Allegiance Flag of France.svg France
Service/branch French Army
Years of service 1953-1979
Rank Colonel
Unit Military Police
Commands held 2 REP
Battles/wars Suez Crisis
Algerian War
Shaba II
Awards Commander of the Légion d'honneur

Philippe Louis Edmé Marie François Erulin (5 July 1932, Dole, Jura – 26 September 1979) was a French Army officer. He gained notoriety in Algeria for allegedly taking part in the torture of Henri Alleg, and in Zaire for leading the Battle of Kolwezi.


Erulin graduated from the ESMIA on 29 September 1952. He was attached to a Military Police regiment. On 1 February 1953, he was promoted to corporal, and to sergeant on 1 April.

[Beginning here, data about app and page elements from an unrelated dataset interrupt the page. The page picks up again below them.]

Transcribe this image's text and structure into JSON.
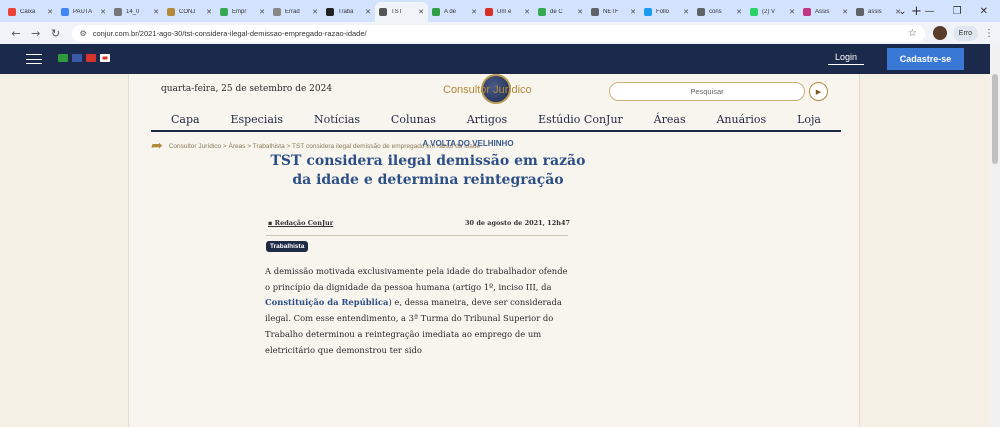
{
  "browser": {
    "tabs": [
      {
        "title": "Caixa",
        "color": "#ea4335"
      },
      {
        "title": "PAUTA",
        "color": "#4285f4"
      },
      {
        "title": "14_0",
        "color": "#777777"
      },
      {
        "title": "CONJ",
        "color": "#b38a3a"
      },
      {
        "title": "Empr",
        "color": "#34a853"
      },
      {
        "title": "Errad",
        "color": "#888888"
      },
      {
        "title": "Traba",
        "color": "#222222"
      },
      {
        "title": "TST",
        "color": "#555555"
      },
      {
        "title": "A de",
        "color": "#2ea043"
      },
      {
        "title": "Um e",
        "color": "#d93025"
      },
      {
        "title": "de C",
        "color": "#34a853"
      },
      {
        "title": "NETF",
        "color": "#5f6368"
      },
      {
        "title": "Follo",
        "color": "#1d9bf0"
      },
      {
        "title": "cons",
        "color": "#5f6368"
      },
      {
        "title": "(2) V",
        "color": "#25d366"
      },
      {
        "title": "Assis",
        "color": "#c13584"
      },
      {
        "title": "assis",
        "color": "#5f6368"
      }
    ],
    "active_tab": 7,
    "new_tab": "+",
    "window_controls": [
      "⌄",
      "—",
      "❐",
      "✕"
    ],
    "url": "conjur.com.br/2021-ago-30/tst-considera-ilegal-demissao-empregado-razao-idade/",
    "error_label": "Erro"
  },
  "site": {
    "login": "Login",
    "signup": "Cadastre-se",
    "date": "quarta-feira, 25 de setembro de 2024",
    "logo": "Consultor Jurídico",
    "search_placeholder": "Pesquisar",
    "flags": [
      {
        "name": "brazil-flag-icon",
        "color": "#2e9a3c"
      },
      {
        "name": "usa-flag-icon",
        "color": "#3d5aa8"
      },
      {
        "name": "spain-flag-icon",
        "color": "#d8332a"
      },
      {
        "name": "japan-flag-icon",
        "color": "#ffffff"
      }
    ],
    "menu": [
      "Capa",
      "Especiais",
      "Notícias",
      "Colunas",
      "Artigos",
      "Estúdio ConJur",
      "Áreas",
      "Anuários",
      "Loja"
    ],
    "breadcrumb": "Consultor Jurídico > Áreas > Trabalhista > TST considera ilegal demissão de empregado em razão da idade"
  },
  "article": {
    "kicker": "A VOLTA DO VELHINHO",
    "headline": "TST considera ilegal demissão em razão da idade e determina reintegração",
    "author": "Redação ConJur",
    "date": "30 de agosto de 2021, 12h47",
    "tag": "Trabalhista",
    "p_before_link": "A demissão motivada exclusivamente pela idade do trabalhador ofende o princípio da dignidade da pessoa humana (artigo 1º, inciso III, da ",
    "link": "Constituição da República",
    "p_after_link": ") e, dessa maneira, deve ser considerada ilegal. Com esse entendimento, a 3ª Turma do Tribunal Superior do Trabalho determinou a reintegração imediata ao emprego de um eletricitário que demonstrou ter sido"
  }
}
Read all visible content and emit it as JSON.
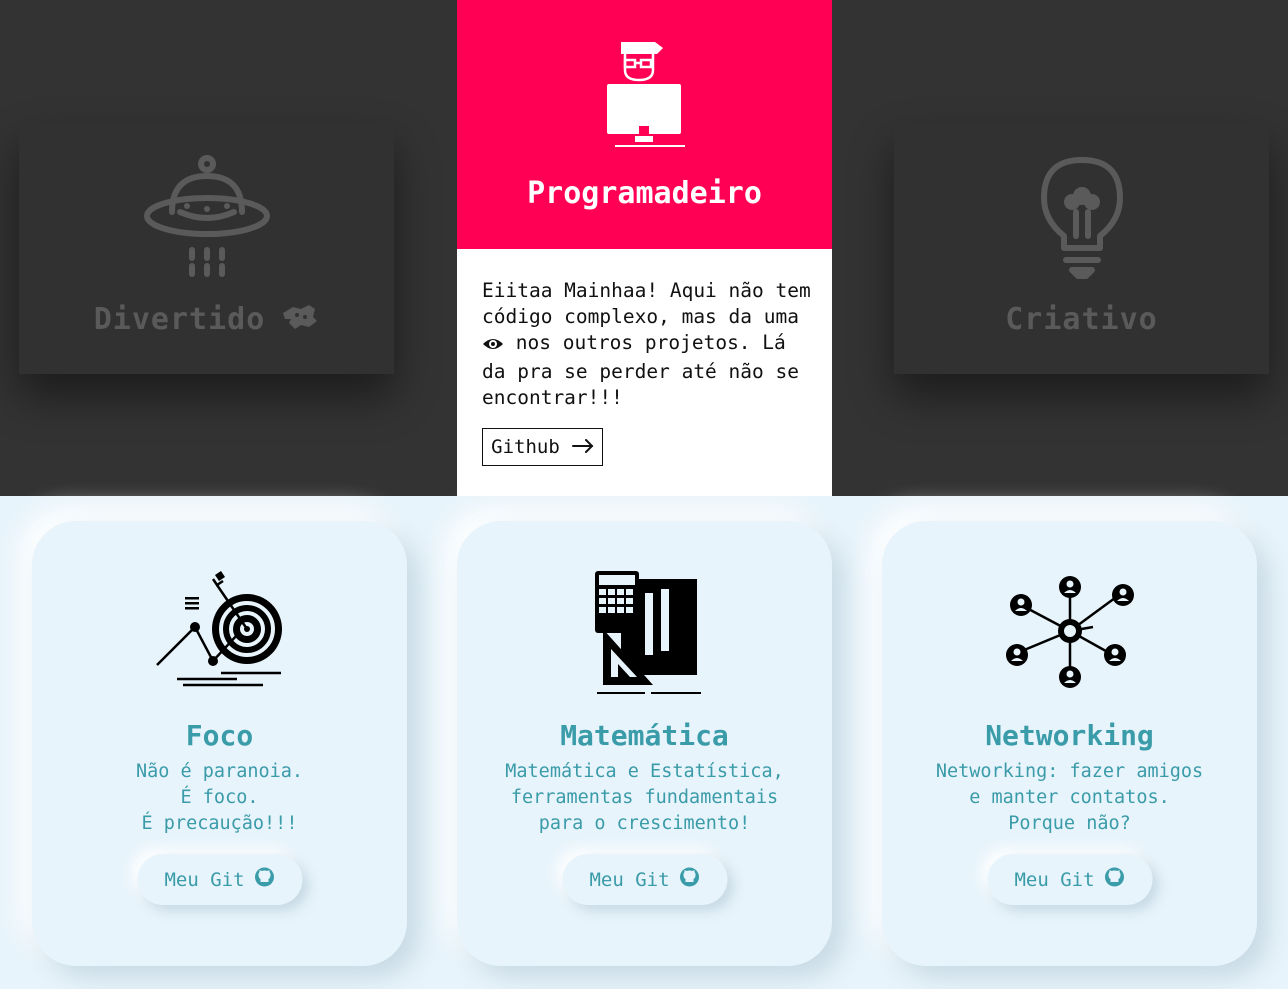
{
  "top": {
    "left_card": {
      "label": "Divertido",
      "icon": "ufo-icon",
      "emoji_icon": "hand-gesture-icon"
    },
    "center_card": {
      "title": "Programadeiro",
      "icon": "programmer-at-computer-icon",
      "text_before_eye": "Eiitaa Mainhaa! Aqui não tem código complexo, mas da uma",
      "text_after_eye": "nos outros projetos. Lá da pra se perder até não se encontrar!!!",
      "button_label": "Github",
      "button_icon": "arrow-right-icon"
    },
    "right_card": {
      "label": "Criativo",
      "icon": "lightbulb-icon"
    }
  },
  "cards": [
    {
      "title": "Foco",
      "desc": [
        "Não é paranoia.",
        "É foco.",
        "É precaução!!!"
      ],
      "button": "Meu Git",
      "icon": "target-goal-icon"
    },
    {
      "title": "Matemática",
      "desc": [
        "Matemática e Estatística,",
        "ferramentas fundamentais",
        "para o crescimento!"
      ],
      "button": "Meu Git",
      "icon": "math-tools-icon"
    },
    {
      "title": "Networking",
      "desc": [
        "Networking: fazer amigos",
        "e manter contatos.",
        "Porque não?"
      ],
      "button": "Meu Git",
      "icon": "network-icon"
    }
  ],
  "colors": {
    "accent": "#ff0055",
    "teal": "#3a9ba9",
    "dark": "#333333",
    "light_bg": "#e8f4fb"
  }
}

On 1 October 1954, Erulin was promoted to sous-lieutenant, and attended course at the École d'application de l'infanterie, in Saint Maixent.

On 20 January 1955, he was transferred to the 1st Parachute Chasseur Regiment, and rose to full lieutenant on 1 October 1956. On 10 June 1957, he took part in the arrest of Maurice Audin.

On 1 April 1961, Erulin was promoted to Captain. On 1 June 1962, he was put at the head of the 6th company of the 153rd motorised infantry regiment. On July 1968, he rose to major, and to lieutenant-colonel on 1 October 1973.

On 1 July 1976, Erulin was promoted to full colonel, and received command of the 2 REP, in Calvi. In this capacity, he led the regiment during the Battle of Kolwezi. During this period, he had Ante Gotovina as his personal driver.

The battle raised Erulin's mediatic profile and brought back the torture of Alleg to the foreground of public debate, with an article in Le Monde on 18 March 1978, and a television broadcast on Les Dossiers de l'Ecran, where René Andrieu mentioned Alleg's ordeal.[1]

Erulin died of a heart attack in 1979 while still a serving officer


Full medals


  • Zaïre : sauver Kolwezi, by Philipe Erulin, Édition Montbel (Photo album)

Sources and references[edit]